Collected data
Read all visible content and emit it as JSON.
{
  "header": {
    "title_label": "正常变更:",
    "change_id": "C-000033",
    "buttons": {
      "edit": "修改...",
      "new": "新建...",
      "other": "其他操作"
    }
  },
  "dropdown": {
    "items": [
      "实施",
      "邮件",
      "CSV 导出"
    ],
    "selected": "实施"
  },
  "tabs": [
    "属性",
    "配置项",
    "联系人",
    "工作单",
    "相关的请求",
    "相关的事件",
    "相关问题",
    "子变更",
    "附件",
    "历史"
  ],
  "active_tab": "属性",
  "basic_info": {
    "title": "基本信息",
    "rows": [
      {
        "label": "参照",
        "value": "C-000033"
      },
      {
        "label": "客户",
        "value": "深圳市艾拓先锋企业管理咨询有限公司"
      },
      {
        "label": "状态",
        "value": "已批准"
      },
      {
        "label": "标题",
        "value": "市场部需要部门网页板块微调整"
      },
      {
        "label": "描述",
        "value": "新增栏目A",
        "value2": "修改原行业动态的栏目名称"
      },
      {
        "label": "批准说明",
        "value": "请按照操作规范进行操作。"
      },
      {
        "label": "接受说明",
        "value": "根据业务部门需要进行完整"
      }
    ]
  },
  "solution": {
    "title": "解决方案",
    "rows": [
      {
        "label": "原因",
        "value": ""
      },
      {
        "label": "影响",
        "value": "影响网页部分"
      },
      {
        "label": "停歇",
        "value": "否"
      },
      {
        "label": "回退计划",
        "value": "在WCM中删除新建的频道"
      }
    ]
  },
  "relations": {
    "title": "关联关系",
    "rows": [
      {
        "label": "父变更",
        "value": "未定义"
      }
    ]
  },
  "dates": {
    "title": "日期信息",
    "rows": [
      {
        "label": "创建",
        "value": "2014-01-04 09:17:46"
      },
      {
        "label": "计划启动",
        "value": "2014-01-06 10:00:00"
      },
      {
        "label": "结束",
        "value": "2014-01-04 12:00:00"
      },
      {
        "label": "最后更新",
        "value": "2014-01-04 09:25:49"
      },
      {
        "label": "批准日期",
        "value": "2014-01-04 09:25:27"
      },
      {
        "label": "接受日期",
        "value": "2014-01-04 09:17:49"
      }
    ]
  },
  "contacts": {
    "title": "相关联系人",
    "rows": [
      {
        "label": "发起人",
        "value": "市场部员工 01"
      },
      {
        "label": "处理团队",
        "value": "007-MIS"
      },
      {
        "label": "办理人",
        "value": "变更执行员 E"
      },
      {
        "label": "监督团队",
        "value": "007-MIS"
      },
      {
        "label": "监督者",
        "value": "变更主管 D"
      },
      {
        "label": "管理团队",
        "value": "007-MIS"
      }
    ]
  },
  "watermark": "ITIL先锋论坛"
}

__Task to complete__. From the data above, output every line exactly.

__Expected answer__.
Read all visible content and emit it as JSON.
{
  "header": {
    "title_label": "正常变更:",
    "change_id": "C-000033",
    "buttons": {
      "edit": "修改...",
      "new": "新建...",
      "other": "其他操作"
    }
  },
  "dropdown": {
    "items": [
      "实施",
      "邮件",
      "CSV 导出"
    ],
    "selected": "实施"
  },
  "tabs": [
    "属性",
    "配置项",
    "联系人",
    "工作单",
    "相关的请求",
    "相关的事件",
    "相关问题",
    "子变更",
    "附件",
    "历史"
  ],
  "active_tab": "属性",
  "basic_info": {
    "title": "基本信息",
    "rows": [
      {
        "label": "参照",
        "value": "C-000033"
      },
      {
        "label": "客户",
        "value": "深圳市艾拓先锋企业管理咨询有限公司"
      },
      {
        "label": "状态",
        "value": "已批准"
      },
      {
        "label": "标题",
        "value": "市场部需要部门网页板块微调整"
      },
      {
        "label": "描述",
        "value": "新增栏目A",
        "value2": "修改原行业动态的栏目名称"
      },
      {
        "label": "批准说明",
        "value": "请按照操作规范进行操作。"
      },
      {
        "label": "接受说明",
        "value": "根据业务部门需要进行完整"
      }
    ]
  },
  "solution": {
    "title": "解决方案",
    "rows": [
      {
        "label": "原因",
        "value": ""
      },
      {
        "label": "影响",
        "value": "影响网页部分"
      },
      {
        "label": "停歇",
        "value": "否"
      },
      {
        "label": "回退计划",
        "value": "在WCM中删除新建的频道"
      }
    ]
  },
  "relations": {
    "title": "关联关系",
    "rows": [
      {
        "label": "父变更",
        "value": "未定义"
      }
    ]
  },
  "dates": {
    "title": "日期信息",
    "rows": [
      {
        "label": "创建",
        "value": "2014-01-04 09:17:46"
      },
      {
        "label": "计划启动",
        "value": "2014-01-06 10:00:00"
      },
      {
        "label": "结束",
        "value": "2014-01-04 12:00:00"
      },
      {
        "label": "最后更新",
        "value": "2014-01-04 09:25:49"
      },
      {
        "label": "批准日期",
        "value": "2014-01-04 09:25:27"
      },
      {
        "label": "接受日期",
        "value": "2014-01-04 09:17:49"
      }
    ]
  },
  "contacts": {
    "title": "相关联系人",
    "rows": [
      {
        "label": "发起人",
        "value": "市场部员工 01"
      },
      {
        "label": "处理团队",
        "value": "007-MIS"
      },
      {
        "label": "办理人",
        "value": "变更执行员 E"
      },
      {
        "label": "监督团队",
        "value": "007-MIS"
      },
      {
        "label": "监督者",
        "value": "变更主管 D"
      },
      {
        "label": "管理团队",
        "value": "007-MIS"
      }
    ]
  },
  "watermark": "ITIL先锋论坛"
}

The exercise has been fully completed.